### WHAT IS NEEDED
Lines holding the word "icon" are the ones to copy from the data below.

Website and app data records:
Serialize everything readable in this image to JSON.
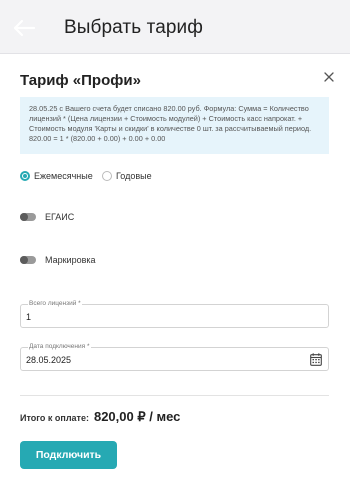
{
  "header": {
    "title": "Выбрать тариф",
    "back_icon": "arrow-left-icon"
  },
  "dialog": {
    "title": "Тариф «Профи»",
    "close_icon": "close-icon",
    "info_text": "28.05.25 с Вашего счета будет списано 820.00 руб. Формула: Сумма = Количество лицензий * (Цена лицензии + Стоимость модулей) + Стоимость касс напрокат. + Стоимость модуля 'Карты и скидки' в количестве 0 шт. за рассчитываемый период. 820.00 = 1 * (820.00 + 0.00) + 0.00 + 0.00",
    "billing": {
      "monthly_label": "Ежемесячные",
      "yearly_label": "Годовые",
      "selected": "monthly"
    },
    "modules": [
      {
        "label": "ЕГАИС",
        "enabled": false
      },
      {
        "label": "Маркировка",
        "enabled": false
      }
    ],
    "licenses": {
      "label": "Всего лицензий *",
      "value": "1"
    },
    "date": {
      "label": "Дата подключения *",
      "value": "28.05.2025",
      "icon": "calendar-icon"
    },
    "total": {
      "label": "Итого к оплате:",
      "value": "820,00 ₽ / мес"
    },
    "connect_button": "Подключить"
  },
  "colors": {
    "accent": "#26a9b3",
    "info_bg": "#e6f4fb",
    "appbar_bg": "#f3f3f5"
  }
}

### WRITTEN ANSWER
    "back_icon": "arrow-left-icon"
    "close_icon": "close-icon",
      "icon": "calendar-icon"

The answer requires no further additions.